Green and growing

My story about being a Green politician in Canada, and why it was the best thing I ever did.

Thursday, December 08, 2005

Door to door canvassing

One of the Elections Canada requirements to be a candidate is that you have to get 100 voters in your riding to sign a list endorsing their belief that you should be on the ballot. They do not have to vote for you, they just have to believe in democracy enough to allow you on the ballot.

Since I live in one riding and work in another, I do not know 100 people in my home riding. My riding assoication friends have helped me out be getting signatures. We also did a little door-to-door canvassing. This was quite an experience. First, it is darn cold. Second, most people do not want to talk to politicians. After all, 40% of them don't even vote. Third, some people will not do anything to aid and abet a party which is not "their" party. Fourth, many people do not trust politicians, people who knock on their door, and especially, politicians who knock on their door. It takes about two hours to collect 15 signatures.

I don't understand why this ritual of signature collections exists. It definitely serves large parties, as they will have at least 100 members in their well-established riding associations. They can hand out the forms at one meeting, and have them handed back in a few days.
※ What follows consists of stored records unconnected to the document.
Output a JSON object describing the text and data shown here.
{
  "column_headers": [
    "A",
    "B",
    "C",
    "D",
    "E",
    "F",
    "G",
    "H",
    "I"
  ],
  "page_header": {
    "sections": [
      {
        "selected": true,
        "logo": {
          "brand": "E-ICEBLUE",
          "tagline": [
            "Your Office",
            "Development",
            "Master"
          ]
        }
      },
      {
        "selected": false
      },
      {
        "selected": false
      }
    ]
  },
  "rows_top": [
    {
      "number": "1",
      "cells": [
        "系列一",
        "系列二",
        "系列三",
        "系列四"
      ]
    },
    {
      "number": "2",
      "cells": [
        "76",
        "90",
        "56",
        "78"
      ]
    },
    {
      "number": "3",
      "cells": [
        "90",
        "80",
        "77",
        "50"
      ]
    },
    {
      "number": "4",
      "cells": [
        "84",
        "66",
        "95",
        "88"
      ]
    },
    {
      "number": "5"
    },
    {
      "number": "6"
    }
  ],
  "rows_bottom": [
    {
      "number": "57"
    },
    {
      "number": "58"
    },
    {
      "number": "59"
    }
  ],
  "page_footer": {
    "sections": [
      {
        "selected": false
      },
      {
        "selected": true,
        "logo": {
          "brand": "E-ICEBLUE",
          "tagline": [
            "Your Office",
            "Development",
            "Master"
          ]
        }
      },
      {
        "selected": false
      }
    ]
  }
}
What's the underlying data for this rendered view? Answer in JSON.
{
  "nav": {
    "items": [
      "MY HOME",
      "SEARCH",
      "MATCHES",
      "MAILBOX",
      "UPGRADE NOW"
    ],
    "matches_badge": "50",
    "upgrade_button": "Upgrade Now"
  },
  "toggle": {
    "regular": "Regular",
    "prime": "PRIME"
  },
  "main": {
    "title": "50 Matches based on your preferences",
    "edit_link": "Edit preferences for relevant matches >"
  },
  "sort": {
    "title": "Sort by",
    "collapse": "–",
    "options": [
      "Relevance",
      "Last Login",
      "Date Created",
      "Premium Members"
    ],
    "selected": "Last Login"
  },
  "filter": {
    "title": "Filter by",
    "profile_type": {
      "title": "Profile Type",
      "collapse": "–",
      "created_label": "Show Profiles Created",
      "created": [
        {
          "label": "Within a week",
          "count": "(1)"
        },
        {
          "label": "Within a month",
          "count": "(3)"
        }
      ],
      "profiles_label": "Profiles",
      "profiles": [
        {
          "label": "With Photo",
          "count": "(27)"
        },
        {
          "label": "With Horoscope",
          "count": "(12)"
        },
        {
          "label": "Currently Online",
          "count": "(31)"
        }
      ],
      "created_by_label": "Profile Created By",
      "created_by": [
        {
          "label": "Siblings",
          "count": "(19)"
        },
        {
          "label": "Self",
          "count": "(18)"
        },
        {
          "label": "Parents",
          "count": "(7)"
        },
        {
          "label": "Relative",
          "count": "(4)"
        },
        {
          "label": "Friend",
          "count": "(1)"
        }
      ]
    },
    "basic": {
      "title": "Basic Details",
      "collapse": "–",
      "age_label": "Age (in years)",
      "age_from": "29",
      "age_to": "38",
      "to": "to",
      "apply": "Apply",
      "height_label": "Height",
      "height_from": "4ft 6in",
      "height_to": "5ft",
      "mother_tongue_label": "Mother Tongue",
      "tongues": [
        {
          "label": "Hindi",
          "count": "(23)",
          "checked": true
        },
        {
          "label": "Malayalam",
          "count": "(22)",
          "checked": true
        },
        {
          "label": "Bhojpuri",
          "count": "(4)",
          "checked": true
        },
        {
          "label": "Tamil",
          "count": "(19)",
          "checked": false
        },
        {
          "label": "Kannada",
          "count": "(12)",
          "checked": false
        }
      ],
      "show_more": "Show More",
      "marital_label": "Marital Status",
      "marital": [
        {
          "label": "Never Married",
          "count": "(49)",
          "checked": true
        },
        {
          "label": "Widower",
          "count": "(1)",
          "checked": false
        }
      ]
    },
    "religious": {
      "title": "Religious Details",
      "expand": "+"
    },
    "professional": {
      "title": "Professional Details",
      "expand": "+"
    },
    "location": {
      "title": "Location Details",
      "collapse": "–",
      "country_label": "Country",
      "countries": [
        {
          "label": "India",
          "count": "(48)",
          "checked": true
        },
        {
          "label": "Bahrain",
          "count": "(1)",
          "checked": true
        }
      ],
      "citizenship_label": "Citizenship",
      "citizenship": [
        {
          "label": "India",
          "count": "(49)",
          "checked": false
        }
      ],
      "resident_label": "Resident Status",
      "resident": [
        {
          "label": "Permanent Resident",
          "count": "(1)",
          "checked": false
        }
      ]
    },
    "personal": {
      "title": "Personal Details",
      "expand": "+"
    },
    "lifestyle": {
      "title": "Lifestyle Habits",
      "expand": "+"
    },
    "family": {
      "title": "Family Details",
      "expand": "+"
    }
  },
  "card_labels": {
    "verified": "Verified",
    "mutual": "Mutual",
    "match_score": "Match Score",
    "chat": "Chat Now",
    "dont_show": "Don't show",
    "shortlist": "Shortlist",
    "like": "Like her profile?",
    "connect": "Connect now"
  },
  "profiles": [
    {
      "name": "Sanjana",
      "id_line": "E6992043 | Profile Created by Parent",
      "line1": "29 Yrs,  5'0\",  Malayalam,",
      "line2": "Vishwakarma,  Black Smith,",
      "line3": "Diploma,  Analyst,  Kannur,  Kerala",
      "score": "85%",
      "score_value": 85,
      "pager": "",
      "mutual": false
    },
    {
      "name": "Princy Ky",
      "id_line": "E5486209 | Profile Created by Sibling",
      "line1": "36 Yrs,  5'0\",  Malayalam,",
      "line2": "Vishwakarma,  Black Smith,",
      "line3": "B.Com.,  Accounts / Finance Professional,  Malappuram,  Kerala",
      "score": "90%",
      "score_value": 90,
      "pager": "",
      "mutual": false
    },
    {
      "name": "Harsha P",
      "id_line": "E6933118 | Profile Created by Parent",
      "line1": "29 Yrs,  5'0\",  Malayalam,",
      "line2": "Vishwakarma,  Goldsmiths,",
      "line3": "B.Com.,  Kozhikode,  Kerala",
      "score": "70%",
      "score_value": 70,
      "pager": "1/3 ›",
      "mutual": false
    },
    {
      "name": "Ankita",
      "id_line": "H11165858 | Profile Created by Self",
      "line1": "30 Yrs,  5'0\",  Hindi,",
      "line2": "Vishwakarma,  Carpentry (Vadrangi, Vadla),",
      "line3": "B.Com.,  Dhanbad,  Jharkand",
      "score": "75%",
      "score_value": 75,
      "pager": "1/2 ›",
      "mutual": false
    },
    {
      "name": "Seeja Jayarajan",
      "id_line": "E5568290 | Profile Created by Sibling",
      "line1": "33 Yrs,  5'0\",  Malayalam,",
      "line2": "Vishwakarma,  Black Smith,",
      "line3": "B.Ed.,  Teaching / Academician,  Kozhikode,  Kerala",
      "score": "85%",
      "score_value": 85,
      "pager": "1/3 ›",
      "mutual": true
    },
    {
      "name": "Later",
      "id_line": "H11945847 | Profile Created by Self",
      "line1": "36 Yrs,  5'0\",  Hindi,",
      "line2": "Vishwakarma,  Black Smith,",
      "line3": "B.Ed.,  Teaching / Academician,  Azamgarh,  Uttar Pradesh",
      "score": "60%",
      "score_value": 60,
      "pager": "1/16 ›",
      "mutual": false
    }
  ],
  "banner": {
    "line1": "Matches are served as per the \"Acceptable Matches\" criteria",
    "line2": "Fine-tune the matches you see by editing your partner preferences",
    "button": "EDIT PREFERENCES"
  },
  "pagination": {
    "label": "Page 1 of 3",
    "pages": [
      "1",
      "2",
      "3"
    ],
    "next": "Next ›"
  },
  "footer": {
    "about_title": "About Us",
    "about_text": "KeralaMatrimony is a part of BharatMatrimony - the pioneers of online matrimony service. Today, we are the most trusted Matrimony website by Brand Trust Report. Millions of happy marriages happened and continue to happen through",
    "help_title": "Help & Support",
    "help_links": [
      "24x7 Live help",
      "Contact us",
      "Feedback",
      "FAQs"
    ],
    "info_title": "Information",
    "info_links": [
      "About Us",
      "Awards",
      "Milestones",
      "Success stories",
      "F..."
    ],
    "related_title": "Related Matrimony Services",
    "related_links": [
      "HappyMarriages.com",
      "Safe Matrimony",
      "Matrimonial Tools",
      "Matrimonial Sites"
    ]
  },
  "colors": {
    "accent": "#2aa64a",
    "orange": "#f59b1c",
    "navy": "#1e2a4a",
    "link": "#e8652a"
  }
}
What do these signatures mean, anyway? These people who signed don't know me. Some felt they were participating in a democratic process, and some just felt sorry for me. I was never asked for identification by anyone. I think the signature process is a barrier for new parties and new ideas.

If I'm a candidate endorsed by a political party and the party got 1800 votes in this riding in the last election, what further purpose is served by this activity?

I have to admit that I became angry at people who didn't want to sign. It's no skin off their noses. After I had cooled down a bit, my friend Norm reminded me that the political system has made people that way .. the system disenfranchises them, alienates them, insults them. It says, vote for someone, who then goes to Ottawa and does whatever they want (or whatever their party leader wants). Even if you vote for someone who wins, they get one out of 308 seats in the Parliament. And most people vote for someone who "loses". Isn't that sad? In my riding, 60% of the votes were cast for someone other than the MP. Who speaks for them? No wonder they don't want to talk to politicians.

I think it is incumbent on politicians to act in such a way as to restore voter faith in the political process. Central to that objective is the need for electoral reform. Please get out and vote for the people who will make it happen.


Post a Comment

<< Home